** Work request **
In the entries below, count every line with the word "Inserisci". Return only the count.

Start of Excerpted records

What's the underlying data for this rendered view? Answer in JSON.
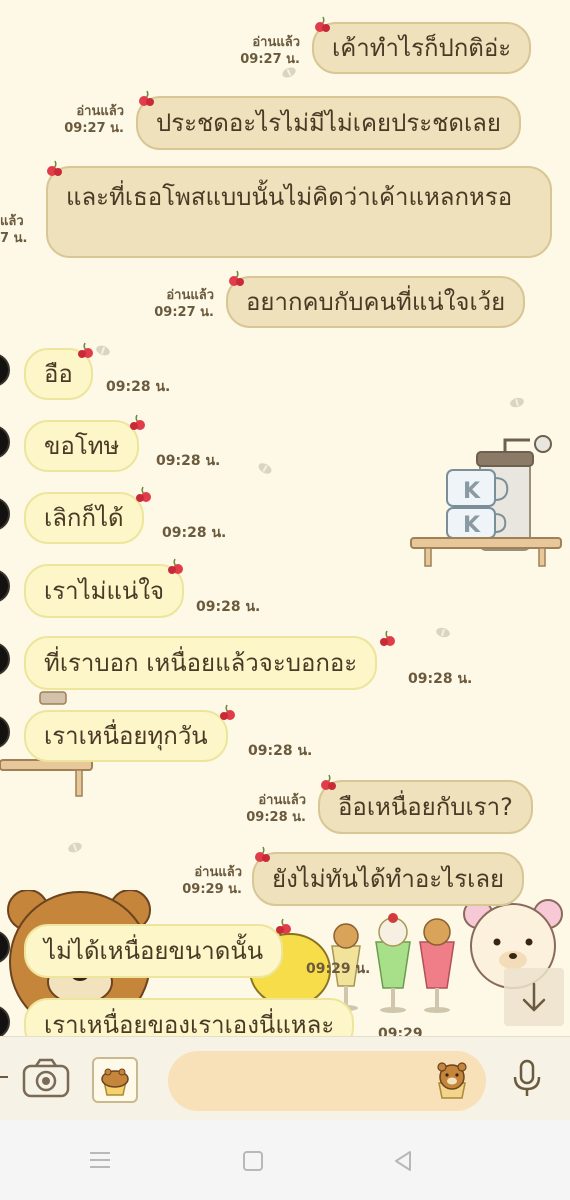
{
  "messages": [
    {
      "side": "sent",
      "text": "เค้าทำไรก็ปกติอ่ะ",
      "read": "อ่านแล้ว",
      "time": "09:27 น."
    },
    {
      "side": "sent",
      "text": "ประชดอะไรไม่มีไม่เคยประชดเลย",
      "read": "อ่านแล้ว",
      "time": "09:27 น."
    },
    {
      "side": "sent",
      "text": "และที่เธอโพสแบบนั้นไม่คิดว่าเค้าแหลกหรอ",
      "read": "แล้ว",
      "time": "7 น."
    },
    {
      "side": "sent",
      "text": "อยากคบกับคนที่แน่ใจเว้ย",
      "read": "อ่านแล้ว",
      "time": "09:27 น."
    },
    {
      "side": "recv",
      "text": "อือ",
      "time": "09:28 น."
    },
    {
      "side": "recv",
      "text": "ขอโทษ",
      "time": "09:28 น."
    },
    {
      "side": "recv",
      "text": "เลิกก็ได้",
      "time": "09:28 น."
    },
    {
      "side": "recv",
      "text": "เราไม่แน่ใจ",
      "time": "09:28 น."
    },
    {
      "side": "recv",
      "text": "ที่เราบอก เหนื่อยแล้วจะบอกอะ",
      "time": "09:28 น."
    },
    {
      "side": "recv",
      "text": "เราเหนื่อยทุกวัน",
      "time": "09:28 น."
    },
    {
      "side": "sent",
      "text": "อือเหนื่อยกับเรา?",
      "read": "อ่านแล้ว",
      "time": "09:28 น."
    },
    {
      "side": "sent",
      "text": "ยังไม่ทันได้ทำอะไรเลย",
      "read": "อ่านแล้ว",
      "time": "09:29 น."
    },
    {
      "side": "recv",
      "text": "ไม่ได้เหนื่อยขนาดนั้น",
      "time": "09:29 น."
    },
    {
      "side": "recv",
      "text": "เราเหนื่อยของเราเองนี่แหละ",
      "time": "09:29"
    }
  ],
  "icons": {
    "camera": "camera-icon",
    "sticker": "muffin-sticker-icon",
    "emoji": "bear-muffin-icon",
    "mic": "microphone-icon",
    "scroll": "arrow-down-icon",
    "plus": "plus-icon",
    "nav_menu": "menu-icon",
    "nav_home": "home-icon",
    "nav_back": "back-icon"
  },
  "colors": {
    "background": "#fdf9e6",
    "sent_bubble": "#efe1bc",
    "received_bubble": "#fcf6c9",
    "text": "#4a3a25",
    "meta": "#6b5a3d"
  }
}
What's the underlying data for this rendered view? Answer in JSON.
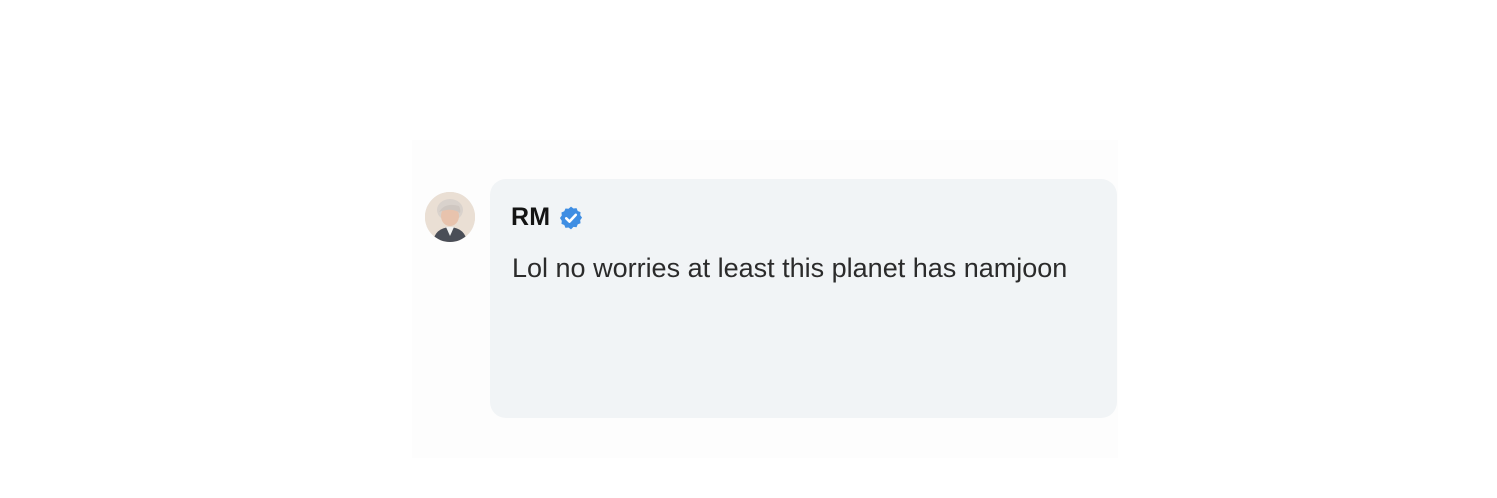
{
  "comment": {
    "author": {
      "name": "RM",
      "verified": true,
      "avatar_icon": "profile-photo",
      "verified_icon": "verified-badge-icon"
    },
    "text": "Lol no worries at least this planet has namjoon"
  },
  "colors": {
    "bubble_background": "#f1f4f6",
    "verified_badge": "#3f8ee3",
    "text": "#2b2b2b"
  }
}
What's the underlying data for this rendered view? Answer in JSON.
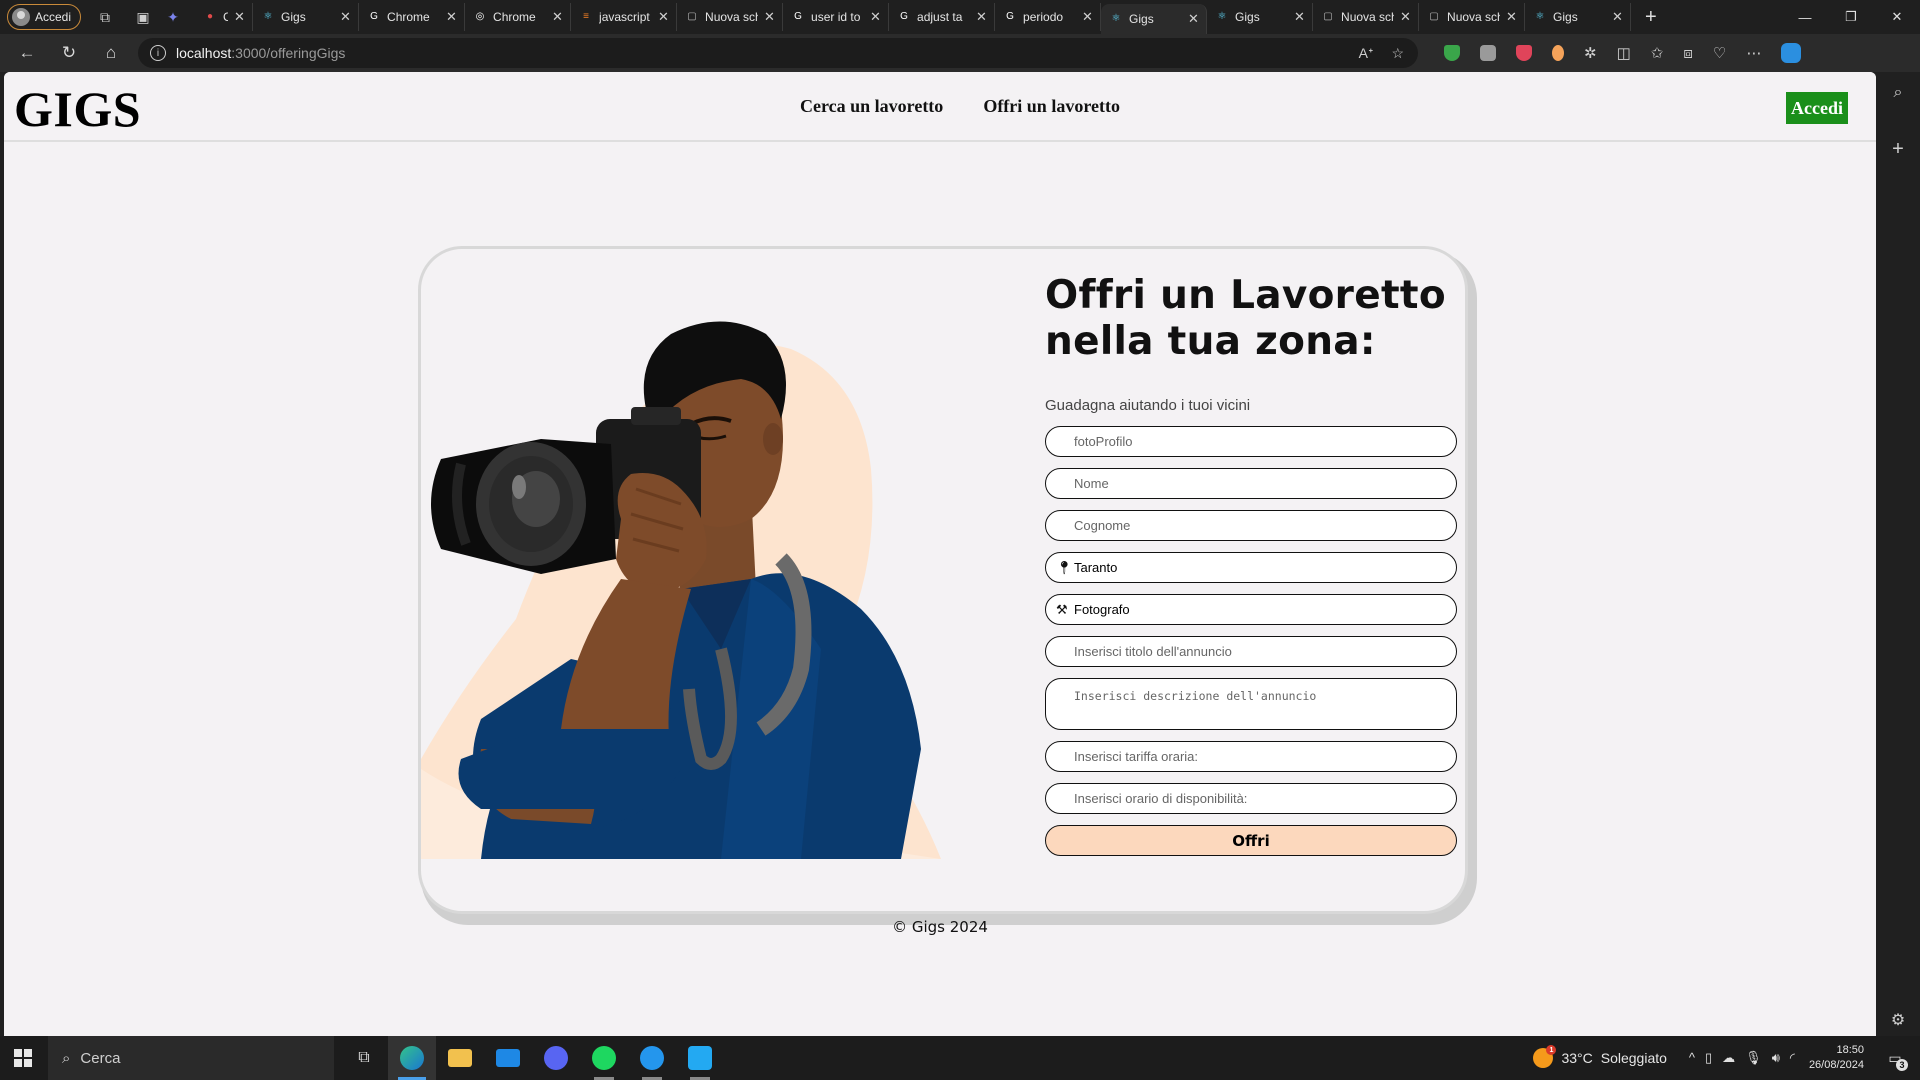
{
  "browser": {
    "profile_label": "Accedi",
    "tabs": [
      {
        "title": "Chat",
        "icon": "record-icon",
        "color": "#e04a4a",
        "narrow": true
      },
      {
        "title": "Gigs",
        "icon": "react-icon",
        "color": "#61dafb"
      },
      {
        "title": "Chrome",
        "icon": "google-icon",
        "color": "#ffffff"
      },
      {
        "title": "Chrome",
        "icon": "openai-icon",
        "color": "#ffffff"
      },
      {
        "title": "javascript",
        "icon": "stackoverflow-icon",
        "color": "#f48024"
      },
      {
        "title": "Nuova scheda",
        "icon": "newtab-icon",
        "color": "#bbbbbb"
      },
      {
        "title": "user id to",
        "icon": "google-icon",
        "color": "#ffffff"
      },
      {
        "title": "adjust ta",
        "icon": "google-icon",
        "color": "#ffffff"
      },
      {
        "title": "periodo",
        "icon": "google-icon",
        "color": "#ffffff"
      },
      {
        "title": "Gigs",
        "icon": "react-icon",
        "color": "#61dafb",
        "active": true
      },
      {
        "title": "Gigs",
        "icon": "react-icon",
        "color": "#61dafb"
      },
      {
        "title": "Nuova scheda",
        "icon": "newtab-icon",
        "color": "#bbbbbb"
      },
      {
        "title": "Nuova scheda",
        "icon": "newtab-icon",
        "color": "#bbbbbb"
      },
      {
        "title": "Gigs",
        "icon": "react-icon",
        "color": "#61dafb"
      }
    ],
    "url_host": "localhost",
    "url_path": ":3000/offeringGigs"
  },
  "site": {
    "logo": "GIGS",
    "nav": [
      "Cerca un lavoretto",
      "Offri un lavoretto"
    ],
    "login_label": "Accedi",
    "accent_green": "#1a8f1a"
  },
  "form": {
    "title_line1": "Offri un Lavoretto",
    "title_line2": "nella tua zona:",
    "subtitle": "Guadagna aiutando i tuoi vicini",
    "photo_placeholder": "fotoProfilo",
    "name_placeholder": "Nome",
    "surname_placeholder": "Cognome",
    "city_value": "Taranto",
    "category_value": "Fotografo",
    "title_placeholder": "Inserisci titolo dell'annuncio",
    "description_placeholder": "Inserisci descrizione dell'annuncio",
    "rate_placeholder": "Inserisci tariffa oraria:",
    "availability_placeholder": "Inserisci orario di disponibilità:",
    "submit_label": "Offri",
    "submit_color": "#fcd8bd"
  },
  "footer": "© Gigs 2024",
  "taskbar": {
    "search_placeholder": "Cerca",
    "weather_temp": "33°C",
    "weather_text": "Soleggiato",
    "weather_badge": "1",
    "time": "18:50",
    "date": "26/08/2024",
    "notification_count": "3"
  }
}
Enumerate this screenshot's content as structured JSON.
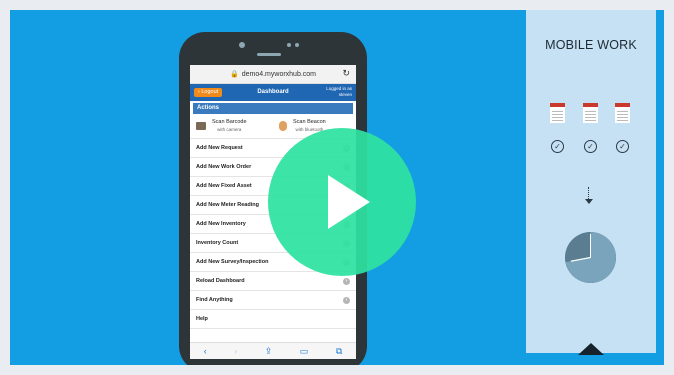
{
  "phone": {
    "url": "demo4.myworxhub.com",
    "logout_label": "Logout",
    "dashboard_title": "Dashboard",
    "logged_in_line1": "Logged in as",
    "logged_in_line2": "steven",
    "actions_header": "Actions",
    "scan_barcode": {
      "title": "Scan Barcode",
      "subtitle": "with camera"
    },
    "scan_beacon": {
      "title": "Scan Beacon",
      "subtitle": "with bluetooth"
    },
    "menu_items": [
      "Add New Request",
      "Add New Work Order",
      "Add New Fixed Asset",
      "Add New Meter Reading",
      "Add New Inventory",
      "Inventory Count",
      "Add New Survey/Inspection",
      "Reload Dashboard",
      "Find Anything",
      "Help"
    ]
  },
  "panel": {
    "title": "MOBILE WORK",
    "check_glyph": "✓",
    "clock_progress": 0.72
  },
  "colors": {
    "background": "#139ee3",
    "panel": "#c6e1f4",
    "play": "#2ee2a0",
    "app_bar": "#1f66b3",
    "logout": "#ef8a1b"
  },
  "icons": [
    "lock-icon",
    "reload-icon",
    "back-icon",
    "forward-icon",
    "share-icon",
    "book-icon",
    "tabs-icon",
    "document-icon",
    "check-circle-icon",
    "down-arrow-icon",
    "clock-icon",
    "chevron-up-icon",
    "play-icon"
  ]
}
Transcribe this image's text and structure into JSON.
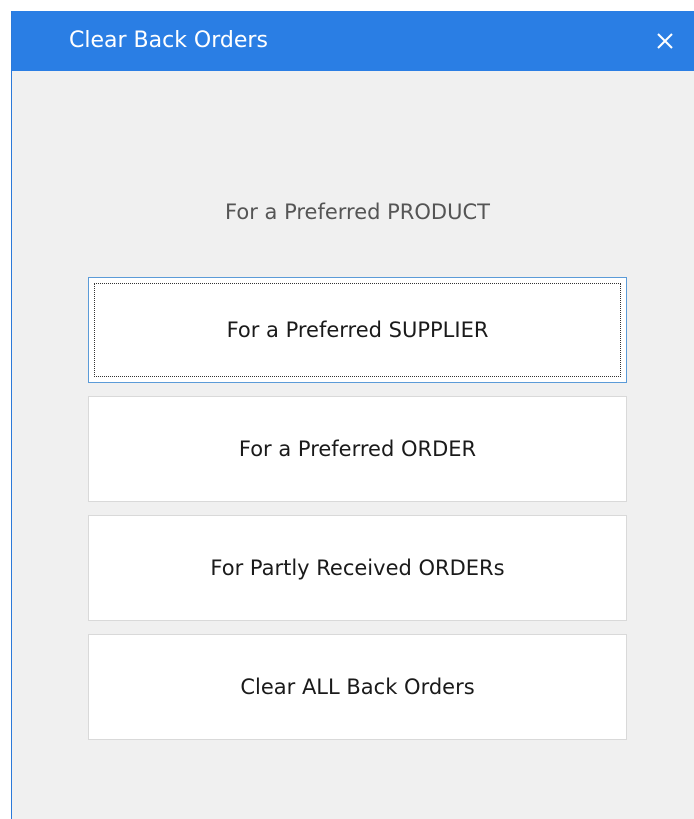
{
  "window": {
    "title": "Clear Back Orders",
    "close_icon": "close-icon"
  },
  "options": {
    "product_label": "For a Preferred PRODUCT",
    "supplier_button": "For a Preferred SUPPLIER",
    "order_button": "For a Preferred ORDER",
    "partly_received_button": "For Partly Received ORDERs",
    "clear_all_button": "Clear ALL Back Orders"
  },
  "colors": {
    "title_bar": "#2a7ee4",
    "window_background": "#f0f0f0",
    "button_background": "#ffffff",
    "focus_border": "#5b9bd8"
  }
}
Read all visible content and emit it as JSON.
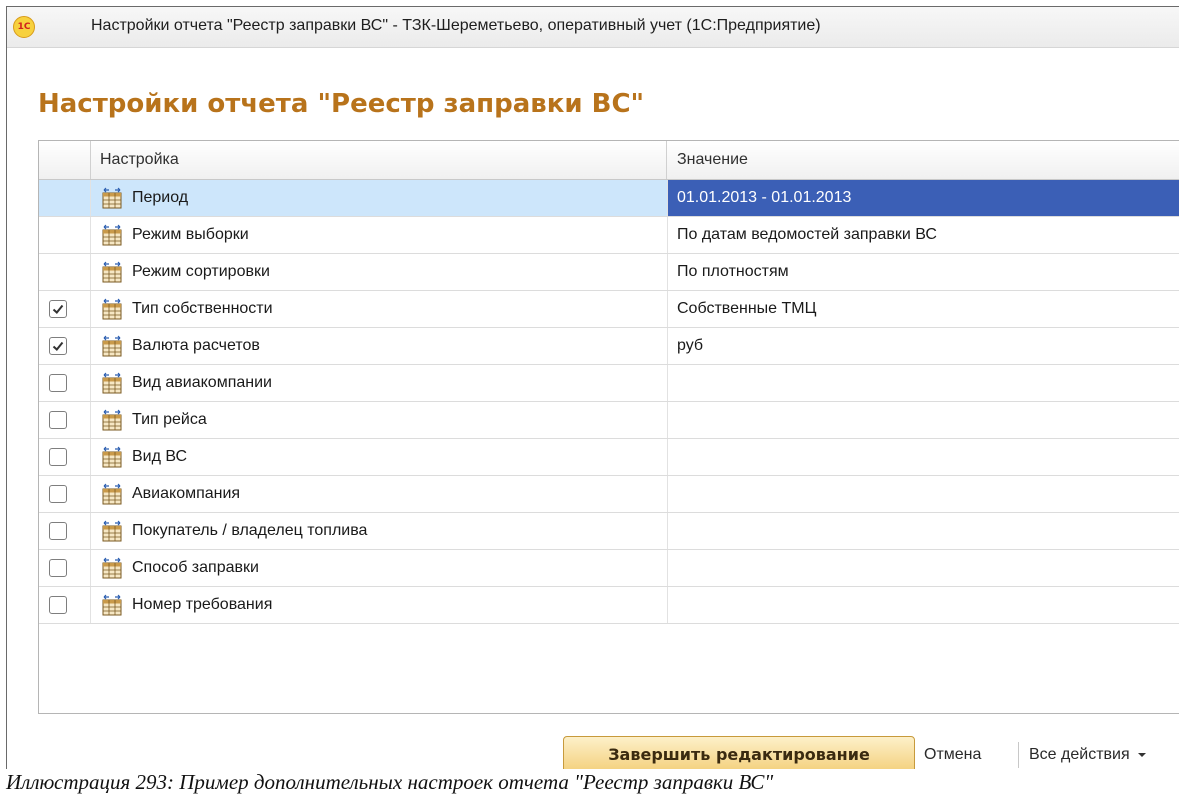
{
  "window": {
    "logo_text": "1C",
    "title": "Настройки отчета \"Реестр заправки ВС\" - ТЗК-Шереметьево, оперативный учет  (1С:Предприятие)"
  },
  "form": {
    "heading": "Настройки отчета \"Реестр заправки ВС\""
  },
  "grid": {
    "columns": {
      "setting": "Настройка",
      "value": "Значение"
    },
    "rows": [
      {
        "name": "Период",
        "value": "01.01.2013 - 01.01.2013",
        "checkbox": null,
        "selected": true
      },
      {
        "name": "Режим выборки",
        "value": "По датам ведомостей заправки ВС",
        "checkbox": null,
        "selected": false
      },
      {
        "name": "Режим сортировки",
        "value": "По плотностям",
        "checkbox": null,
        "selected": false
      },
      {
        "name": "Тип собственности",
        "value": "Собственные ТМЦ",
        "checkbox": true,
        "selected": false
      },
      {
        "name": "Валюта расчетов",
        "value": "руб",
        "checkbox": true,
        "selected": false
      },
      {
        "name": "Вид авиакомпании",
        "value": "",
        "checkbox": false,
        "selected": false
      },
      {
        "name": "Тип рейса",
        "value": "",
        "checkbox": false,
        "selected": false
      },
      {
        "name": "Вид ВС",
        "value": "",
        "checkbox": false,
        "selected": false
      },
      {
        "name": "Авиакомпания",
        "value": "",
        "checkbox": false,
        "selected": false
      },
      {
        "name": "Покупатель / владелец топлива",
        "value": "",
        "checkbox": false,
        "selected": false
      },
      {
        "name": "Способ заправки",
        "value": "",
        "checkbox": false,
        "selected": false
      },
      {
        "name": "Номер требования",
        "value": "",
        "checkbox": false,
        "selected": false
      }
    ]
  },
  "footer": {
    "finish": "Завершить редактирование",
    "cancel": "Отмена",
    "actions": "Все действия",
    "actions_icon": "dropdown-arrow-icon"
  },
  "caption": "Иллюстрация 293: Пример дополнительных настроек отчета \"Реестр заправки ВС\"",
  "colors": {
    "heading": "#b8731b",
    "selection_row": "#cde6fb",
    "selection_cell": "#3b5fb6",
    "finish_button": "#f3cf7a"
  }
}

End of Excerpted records

** Result **
4